One of the most notable things about Colonel Weird: Cosmagog #3 is how repetitive it feels. Most of the scenes Lemire shows us are essentially things we already know. We know Weird went into the Para-Zone; we know what happened to Eve. Without any major new revelations, the script could feel flat. But what makes Lemire’s script work is that we’re not alone in this knowledge. Weird knows all of this even more thoroughly than we do. And so, we’re witnessing Weird make all the same mistakes. “I am… very sorry…” he whispers to an alien before blowing it to pieces. Lemire’s use of dramatic irony is downright infuriating. But Weird’s a character who is powerless to change “the pattern of things.” Surely that would be downright infuriating too.
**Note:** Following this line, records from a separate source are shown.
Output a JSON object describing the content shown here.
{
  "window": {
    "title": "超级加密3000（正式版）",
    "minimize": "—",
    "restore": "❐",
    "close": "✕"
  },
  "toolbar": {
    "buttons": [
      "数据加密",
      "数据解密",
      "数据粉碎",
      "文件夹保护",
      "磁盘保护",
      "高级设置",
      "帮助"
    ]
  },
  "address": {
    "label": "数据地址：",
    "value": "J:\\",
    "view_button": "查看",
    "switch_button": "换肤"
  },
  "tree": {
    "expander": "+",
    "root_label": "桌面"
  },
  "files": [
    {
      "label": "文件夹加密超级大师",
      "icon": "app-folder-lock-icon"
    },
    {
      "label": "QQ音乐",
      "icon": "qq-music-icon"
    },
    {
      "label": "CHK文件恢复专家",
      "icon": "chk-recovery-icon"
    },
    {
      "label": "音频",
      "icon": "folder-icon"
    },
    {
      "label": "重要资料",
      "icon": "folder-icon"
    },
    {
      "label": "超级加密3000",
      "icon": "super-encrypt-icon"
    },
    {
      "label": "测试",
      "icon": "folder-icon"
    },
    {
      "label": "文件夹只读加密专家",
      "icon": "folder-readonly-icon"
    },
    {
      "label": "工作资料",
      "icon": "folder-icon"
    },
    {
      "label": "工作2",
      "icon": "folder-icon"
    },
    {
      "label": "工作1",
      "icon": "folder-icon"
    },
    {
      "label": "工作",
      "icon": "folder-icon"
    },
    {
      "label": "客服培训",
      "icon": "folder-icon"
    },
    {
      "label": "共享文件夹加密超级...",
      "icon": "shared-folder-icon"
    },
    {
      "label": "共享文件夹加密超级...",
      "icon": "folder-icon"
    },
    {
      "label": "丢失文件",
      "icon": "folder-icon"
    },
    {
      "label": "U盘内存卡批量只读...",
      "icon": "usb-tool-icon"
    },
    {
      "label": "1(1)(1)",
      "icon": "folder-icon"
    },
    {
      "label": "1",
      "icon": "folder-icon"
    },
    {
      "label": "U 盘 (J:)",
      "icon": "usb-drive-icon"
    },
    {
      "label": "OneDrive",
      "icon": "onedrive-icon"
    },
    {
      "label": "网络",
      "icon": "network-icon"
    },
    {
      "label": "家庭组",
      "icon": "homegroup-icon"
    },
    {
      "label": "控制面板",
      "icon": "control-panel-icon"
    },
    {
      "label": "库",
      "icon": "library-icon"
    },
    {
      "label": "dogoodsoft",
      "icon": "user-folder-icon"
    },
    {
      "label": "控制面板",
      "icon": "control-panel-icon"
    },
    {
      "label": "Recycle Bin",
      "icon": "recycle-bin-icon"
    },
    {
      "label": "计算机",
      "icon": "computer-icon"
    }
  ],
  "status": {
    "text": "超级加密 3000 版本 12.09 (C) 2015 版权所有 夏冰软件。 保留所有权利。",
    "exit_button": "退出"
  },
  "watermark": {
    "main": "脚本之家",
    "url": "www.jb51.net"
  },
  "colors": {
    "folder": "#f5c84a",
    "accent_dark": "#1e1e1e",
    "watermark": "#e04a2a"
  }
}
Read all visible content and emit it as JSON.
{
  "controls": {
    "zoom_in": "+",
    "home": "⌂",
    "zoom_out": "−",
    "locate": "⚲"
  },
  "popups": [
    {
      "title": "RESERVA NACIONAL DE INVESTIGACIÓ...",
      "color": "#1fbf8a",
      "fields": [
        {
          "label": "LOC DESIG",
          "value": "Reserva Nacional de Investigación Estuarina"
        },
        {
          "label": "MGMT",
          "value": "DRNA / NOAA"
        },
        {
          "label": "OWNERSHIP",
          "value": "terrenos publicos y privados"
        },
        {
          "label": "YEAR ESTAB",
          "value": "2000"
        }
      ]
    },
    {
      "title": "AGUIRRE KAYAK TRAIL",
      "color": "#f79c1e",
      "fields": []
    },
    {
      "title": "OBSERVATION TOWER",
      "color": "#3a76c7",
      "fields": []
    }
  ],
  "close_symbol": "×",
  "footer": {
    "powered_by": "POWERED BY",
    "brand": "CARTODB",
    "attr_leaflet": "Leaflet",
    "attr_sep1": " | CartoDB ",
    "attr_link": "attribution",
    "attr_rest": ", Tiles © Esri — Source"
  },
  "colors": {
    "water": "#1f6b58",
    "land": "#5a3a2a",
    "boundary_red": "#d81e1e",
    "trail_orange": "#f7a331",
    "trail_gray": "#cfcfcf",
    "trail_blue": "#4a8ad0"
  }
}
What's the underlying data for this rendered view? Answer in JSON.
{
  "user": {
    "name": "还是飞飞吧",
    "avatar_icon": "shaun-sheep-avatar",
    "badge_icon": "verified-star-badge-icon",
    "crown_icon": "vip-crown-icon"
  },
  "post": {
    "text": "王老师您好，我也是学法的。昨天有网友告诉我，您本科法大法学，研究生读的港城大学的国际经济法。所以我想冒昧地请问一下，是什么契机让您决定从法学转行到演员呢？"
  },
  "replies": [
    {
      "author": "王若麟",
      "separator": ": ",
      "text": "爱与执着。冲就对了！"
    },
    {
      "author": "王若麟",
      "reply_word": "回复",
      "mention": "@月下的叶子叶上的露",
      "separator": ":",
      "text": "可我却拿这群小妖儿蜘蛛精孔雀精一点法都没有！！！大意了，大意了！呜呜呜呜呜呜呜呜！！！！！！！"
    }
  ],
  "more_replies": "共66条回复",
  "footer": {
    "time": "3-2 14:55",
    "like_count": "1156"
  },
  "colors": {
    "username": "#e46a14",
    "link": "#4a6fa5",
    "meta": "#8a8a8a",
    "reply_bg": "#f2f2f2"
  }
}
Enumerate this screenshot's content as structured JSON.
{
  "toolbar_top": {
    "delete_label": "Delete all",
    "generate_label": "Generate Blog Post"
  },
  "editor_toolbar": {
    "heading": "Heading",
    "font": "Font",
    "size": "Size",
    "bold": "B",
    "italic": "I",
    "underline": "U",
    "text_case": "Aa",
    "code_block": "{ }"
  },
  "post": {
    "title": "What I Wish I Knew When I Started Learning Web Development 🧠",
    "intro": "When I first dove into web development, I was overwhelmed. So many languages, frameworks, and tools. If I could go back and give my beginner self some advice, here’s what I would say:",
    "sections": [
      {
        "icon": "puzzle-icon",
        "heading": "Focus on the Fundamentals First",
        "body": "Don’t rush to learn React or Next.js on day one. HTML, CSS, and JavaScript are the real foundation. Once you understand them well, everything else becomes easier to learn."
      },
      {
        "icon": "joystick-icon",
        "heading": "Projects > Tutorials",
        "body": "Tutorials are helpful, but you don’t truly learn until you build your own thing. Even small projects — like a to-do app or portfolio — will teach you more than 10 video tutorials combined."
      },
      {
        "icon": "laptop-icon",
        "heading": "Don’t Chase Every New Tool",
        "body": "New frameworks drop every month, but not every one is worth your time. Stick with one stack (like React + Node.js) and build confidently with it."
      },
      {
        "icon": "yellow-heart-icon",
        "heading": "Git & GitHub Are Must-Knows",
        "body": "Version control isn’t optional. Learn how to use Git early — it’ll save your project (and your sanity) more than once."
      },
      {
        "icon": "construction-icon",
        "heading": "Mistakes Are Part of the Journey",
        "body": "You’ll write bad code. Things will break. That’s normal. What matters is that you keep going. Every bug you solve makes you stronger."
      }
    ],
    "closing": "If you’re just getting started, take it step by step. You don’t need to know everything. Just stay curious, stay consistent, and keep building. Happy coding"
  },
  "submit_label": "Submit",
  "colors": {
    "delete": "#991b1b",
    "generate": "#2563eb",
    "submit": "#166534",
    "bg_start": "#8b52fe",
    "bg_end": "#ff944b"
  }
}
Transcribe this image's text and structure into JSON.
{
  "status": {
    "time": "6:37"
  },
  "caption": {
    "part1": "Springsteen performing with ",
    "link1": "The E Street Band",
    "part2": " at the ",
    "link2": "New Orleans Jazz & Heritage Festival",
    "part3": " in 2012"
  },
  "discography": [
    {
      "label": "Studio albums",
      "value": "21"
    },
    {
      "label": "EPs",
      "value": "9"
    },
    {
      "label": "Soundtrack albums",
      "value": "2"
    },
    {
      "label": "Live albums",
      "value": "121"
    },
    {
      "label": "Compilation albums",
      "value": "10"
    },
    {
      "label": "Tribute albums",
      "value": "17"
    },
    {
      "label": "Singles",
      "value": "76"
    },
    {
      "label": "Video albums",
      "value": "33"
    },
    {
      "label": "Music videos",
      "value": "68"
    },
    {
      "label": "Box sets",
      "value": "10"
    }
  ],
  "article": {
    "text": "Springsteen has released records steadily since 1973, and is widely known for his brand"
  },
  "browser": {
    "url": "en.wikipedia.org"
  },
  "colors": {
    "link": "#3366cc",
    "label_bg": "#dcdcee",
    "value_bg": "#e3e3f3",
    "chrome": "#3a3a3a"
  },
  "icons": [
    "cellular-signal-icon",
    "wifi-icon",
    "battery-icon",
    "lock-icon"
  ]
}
Crook shows us how painful it is for Weird to follow the pattern set before him. On one page, we see Abraham Slam and Colonel Weird talk as the world falls apart around them. We see Slam call up to him, followed by a close up of Weird looking over his shoulder, agony all over his face. Each panel goes back and forth between the two of them. We get closer to Slam, seeing his panic, even watching events over his shoulder. But we see Weird glide away, becoming more and more distant and smaller on the page. He has to abandon Slam because it’s what he’s done before. Crook shows how disjointed and confusing Weird’s path through time is, by mimicking it in the page layout. No page is symmetrical; the gutters cut the page into uneven pieces, creating twisted paths throughout the issue.
Because Lemire’s script is so drenched in dramatic irony, Crook brilliantly uses his coloring to play against every scene. When we see a young Colonel Weird taking to the stars, the coloring is warm and fun. Crook is making the coloring in that scene feel naive, almost childlike. A bright march towards Weird’s doom. When Crook shows Eve and Weird meeting at night, the scene is dark and intimate. But Crook also uses the darkness to create a foreboding atmosphere. It’s not just two lovers reconnecting, but their last time in each others’ arms. Every scene, every panel, is using the knowledge of what comes next. Crook haunts us through these moments as we rail against what we know is going to happen.
We gradually see Weird lose his mind through his dialogue. When we first hear him speak, it’s the Weird we know. His lines are full of ellipses, showing us his hesitation, and his word balloons are grey and twisted. But then he jumps back into a younger version of himself. His dialogue looks normal and confident. And when we see him years down the line, we’re beginning to see the hesitation and madness sink in. His dialogue is littered with ellipses and often broken up into multiple balloons. In the last scene that we see, his dialogue evolves. His first couple lines look normal, but then suddenly, he’s speaking in the twisted grey balloons we’ve come to know. It’s a visual representation of Weird’s mind-melting away.
Dark Horse’s Colonel Weird: Cosmagog continues to be a delight. Sure, this issue is pretty frustrating in its repetition, but in such a way that we can empathize with Weird’s own frustration. We see just how infuriating it is to be in control of nothing. Once again, Lemire and Crook make their most mysterious character beautifully human. Pick up Colonel Weird: Cosmagog #3, out today from Dark Horse Comics, at a comic shop near you!